A woman’s striking and unexpected foray into near-death experiences.
What happens to us when we near death? When the decisions we have made bring us to the moment when it might be too late to look back and change our minds? These are two of the many questions O’Farrell (This Must Be the Place, 2016, etc.) explores as she embarks in a memoiristic exercise in writing down, archiving, anthologizing, and understanding all the instances in which she almost lost her life. Written in nonchronological order, the stories are organized by body parts. For example, in “Neck: 1990,” the author remembers a dark and eerie evening walking back to the cottage where she worked and stumbling upon an all-too-familiar man. “I have an instinct for the onset of violence,” she writes, “I seemed to incite it in others for reasons I never quite understood.” The man made her strap a pair of binoculars around her neck to watch the ducks. Nothing happened to her that night, but a different woman was later found strangled by a pair of binoculars, allegedly by the same man. The tales that follow this opener involve much more intensely medical experiences, such as the nasty strain of amoebic dysentery O’Farrell caught in China (“the amoeba was winning…I was ready to die, to abandon the fight. It was easier than staying alive”) or a life-changing neurological illness that modified, at a very young age, the rest of her life. The author also tells the stories of her multiple—at times unsuccessful—pregnancies. Throughout, the narrative is compelling and visceral; O’Farrell knows how to draw in readers. Perhaps the only downside to the book’s organization is that because the stories aren’t in chronological order, some of them feel repetitive, as the author occasionally provides redundant context about the events in her life.

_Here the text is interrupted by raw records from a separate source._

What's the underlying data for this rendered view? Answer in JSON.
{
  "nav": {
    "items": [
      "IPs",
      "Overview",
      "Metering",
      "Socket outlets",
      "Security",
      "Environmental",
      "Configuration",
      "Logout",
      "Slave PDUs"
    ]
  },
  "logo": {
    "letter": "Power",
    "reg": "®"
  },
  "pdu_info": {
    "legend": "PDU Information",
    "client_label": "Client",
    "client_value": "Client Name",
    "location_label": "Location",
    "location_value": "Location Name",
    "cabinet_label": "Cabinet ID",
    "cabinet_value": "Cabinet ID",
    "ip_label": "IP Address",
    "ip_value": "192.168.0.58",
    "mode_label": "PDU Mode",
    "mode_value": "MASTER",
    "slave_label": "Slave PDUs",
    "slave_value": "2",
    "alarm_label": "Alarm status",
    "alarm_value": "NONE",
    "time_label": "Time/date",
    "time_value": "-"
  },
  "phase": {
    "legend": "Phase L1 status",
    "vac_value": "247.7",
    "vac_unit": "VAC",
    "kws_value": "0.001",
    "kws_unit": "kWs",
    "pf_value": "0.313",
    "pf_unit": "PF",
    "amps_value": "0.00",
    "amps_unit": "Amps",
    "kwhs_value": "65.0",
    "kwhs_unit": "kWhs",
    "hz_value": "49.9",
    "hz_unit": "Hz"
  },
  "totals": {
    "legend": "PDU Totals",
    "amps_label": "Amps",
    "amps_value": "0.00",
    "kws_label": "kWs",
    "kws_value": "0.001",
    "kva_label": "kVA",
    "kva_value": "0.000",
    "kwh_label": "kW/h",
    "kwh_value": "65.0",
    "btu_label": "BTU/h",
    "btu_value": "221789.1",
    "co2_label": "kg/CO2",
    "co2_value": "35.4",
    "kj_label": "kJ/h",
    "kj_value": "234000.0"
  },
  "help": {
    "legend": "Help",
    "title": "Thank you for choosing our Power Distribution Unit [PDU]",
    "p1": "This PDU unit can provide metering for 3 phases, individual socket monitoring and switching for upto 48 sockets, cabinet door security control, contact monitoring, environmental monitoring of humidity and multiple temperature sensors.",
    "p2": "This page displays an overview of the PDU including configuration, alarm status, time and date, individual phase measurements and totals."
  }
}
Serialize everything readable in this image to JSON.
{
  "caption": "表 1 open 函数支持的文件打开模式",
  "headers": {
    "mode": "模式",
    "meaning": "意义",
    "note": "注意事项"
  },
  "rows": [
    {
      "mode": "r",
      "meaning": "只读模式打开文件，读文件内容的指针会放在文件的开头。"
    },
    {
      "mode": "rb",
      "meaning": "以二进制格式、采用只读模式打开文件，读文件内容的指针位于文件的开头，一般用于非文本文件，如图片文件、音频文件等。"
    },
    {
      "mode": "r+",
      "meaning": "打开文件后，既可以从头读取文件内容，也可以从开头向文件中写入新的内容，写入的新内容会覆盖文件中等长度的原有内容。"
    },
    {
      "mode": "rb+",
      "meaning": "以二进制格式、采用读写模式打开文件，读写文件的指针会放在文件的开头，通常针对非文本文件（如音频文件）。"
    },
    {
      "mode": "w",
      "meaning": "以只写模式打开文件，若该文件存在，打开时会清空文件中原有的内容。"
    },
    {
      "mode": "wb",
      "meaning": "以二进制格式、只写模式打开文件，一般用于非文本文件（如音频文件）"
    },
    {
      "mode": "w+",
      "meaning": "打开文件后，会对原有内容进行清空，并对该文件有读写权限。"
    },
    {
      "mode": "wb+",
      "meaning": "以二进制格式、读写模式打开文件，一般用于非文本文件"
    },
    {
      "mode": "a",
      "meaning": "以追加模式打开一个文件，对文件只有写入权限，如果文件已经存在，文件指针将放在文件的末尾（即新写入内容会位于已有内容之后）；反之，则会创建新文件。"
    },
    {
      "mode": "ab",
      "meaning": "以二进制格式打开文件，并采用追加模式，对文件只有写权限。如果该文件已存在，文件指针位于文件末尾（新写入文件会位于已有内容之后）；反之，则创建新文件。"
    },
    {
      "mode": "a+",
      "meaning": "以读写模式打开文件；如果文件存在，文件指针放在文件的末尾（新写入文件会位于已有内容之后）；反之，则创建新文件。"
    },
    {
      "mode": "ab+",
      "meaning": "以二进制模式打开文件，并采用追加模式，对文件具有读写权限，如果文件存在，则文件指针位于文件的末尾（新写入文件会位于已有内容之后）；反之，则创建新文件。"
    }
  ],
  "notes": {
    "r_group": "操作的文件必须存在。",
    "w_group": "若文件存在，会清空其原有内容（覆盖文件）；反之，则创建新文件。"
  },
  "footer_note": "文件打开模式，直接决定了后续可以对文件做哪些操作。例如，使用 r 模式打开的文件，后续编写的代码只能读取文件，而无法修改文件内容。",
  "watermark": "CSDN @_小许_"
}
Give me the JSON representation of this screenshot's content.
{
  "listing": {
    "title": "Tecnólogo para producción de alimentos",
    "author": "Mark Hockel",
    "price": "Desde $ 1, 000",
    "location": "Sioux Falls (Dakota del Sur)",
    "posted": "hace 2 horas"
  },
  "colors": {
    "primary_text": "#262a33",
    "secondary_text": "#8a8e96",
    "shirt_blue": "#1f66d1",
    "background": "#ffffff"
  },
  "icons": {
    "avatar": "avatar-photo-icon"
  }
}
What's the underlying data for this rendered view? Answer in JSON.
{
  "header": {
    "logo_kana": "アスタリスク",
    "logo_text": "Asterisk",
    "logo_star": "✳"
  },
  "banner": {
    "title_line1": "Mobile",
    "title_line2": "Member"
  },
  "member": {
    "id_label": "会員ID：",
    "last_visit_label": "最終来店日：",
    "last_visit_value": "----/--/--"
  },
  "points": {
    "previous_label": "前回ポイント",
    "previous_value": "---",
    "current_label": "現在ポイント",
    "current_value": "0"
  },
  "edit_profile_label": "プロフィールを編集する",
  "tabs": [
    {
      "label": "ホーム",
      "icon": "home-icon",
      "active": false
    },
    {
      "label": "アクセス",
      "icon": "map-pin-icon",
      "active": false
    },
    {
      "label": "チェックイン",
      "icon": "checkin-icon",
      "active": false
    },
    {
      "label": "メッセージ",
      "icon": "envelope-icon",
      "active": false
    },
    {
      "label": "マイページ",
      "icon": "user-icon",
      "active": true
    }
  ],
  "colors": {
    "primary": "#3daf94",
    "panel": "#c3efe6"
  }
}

An intriguing and mostly engaging collection of life-threatening stories.